:: Data for this task ::
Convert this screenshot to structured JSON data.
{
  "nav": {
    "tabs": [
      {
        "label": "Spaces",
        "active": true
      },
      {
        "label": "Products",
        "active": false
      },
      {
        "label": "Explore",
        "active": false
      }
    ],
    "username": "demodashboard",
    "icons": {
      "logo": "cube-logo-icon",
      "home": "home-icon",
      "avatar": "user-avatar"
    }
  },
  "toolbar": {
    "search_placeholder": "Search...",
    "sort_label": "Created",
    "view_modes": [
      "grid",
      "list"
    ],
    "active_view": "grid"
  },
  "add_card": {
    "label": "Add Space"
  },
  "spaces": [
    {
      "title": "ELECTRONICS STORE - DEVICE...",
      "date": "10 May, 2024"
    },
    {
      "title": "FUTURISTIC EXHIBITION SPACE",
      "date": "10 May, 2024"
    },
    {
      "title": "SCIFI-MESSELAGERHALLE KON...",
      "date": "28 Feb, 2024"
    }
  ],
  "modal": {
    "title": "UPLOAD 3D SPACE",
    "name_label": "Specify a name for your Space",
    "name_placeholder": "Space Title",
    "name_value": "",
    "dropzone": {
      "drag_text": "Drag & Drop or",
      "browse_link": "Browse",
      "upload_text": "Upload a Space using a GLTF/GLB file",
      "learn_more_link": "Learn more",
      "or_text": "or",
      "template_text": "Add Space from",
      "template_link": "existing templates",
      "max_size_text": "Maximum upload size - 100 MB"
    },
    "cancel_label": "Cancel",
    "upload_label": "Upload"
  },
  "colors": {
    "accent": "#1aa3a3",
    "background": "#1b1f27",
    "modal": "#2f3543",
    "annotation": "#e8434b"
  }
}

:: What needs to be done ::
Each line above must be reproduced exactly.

:: Response ::
Convert this screenshot to structured JSON data.
{
  "nav": {
    "tabs": [
      {
        "label": "Spaces",
        "active": true
      },
      {
        "label": "Products",
        "active": false
      },
      {
        "label": "Explore",
        "active": false
      }
    ],
    "username": "demodashboard",
    "icons": {
      "logo": "cube-logo-icon",
      "home": "home-icon",
      "avatar": "user-avatar"
    }
  },
  "toolbar": {
    "search_placeholder": "Search...",
    "sort_label": "Created",
    "view_modes": [
      "grid",
      "list"
    ],
    "active_view": "grid"
  },
  "add_card": {
    "label": "Add Space"
  },
  "spaces": [
    {
      "title": "ELECTRONICS STORE - DEVICE...",
      "date": "10 May, 2024"
    },
    {
      "title": "FUTURISTIC EXHIBITION SPACE",
      "date": "10 May, 2024"
    },
    {
      "title": "SCIFI-MESSELAGERHALLE KON...",
      "date": "28 Feb, 2024"
    }
  ],
  "modal": {
    "title": "UPLOAD 3D SPACE",
    "name_label": "Specify a name for your Space",
    "name_placeholder": "Space Title",
    "name_value": "",
    "dropzone": {
      "drag_text": "Drag & Drop or",
      "browse_link": "Browse",
      "upload_text": "Upload a Space using a GLTF/GLB file",
      "learn_more_link": "Learn more",
      "or_text": "or",
      "template_text": "Add Space from",
      "template_link": "existing templates",
      "max_size_text": "Maximum upload size - 100 MB"
    },
    "cancel_label": "Cancel",
    "upload_label": "Upload"
  },
  "colors": {
    "accent": "#1aa3a3",
    "background": "#1b1f27",
    "modal": "#2f3543",
    "annotation": "#e8434b"
  }
}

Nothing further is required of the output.